What needs to be done –
The response should be the data again, identical in every line.
[[ Given data, beginning ]]
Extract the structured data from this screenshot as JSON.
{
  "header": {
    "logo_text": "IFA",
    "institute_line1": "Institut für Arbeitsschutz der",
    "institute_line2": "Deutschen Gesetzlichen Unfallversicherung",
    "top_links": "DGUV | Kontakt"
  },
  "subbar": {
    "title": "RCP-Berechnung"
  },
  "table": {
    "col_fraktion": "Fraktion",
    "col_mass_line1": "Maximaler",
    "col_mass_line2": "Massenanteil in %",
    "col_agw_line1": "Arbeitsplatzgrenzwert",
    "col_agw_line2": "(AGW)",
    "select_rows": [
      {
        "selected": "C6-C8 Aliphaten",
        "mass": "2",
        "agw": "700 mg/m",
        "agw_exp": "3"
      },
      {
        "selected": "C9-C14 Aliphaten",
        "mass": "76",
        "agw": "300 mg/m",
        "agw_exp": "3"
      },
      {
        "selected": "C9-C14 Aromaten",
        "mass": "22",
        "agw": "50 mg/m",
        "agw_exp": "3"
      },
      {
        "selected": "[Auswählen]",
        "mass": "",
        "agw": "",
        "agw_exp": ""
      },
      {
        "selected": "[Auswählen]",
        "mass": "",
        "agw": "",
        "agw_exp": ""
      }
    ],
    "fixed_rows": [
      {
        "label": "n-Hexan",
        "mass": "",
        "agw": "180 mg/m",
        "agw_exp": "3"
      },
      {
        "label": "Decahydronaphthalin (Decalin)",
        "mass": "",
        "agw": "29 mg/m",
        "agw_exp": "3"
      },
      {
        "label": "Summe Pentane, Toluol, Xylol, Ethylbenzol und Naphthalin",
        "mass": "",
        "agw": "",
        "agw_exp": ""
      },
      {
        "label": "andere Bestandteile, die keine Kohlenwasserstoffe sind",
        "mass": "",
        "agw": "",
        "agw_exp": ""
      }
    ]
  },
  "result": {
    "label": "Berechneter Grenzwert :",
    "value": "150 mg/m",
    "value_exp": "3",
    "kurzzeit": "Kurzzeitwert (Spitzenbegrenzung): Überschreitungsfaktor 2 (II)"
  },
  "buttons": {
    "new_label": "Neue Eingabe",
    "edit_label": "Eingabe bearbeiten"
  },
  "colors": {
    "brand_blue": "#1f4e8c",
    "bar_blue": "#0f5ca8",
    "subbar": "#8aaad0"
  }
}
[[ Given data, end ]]
Your solution –
Extract the structured data from this screenshot as JSON.
{
  "header": {
    "logo_text": "IFA",
    "institute_line1": "Institut für Arbeitsschutz der",
    "institute_line2": "Deutschen Gesetzlichen Unfallversicherung",
    "top_links": "DGUV | Kontakt"
  },
  "subbar": {
    "title": "RCP-Berechnung"
  },
  "table": {
    "col_fraktion": "Fraktion",
    "col_mass_line1": "Maximaler",
    "col_mass_line2": "Massenanteil in %",
    "col_agw_line1": "Arbeitsplatzgrenzwert",
    "col_agw_line2": "(AGW)",
    "select_rows": [
      {
        "selected": "C6-C8 Aliphaten",
        "mass": "2",
        "agw": "700 mg/m",
        "agw_exp": "3"
      },
      {
        "selected": "C9-C14 Aliphaten",
        "mass": "76",
        "agw": "300 mg/m",
        "agw_exp": "3"
      },
      {
        "selected": "C9-C14 Aromaten",
        "mass": "22",
        "agw": "50 mg/m",
        "agw_exp": "3"
      },
      {
        "selected": "[Auswählen]",
        "mass": "",
        "agw": "",
        "agw_exp": ""
      },
      {
        "selected": "[Auswählen]",
        "mass": "",
        "agw": "",
        "agw_exp": ""
      }
    ],
    "fixed_rows": [
      {
        "label": "n-Hexan",
        "mass": "",
        "agw": "180 mg/m",
        "agw_exp": "3"
      },
      {
        "label": "Decahydronaphthalin (Decalin)",
        "mass": "",
        "agw": "29 mg/m",
        "agw_exp": "3"
      },
      {
        "label": "Summe Pentane, Toluol, Xylol, Ethylbenzol und Naphthalin",
        "mass": "",
        "agw": "",
        "agw_exp": ""
      },
      {
        "label": "andere Bestandteile, die keine Kohlenwasserstoffe sind",
        "mass": "",
        "agw": "",
        "agw_exp": ""
      }
    ]
  },
  "result": {
    "label": "Berechneter Grenzwert :",
    "value": "150 mg/m",
    "value_exp": "3",
    "kurzzeit": "Kurzzeitwert (Spitzenbegrenzung): Überschreitungsfaktor 2 (II)"
  },
  "buttons": {
    "new_label": "Neue Eingabe",
    "edit_label": "Eingabe bearbeiten"
  },
  "colors": {
    "brand_blue": "#1f4e8c",
    "bar_blue": "#0f5ca8",
    "subbar": "#8aaad0"
  }
}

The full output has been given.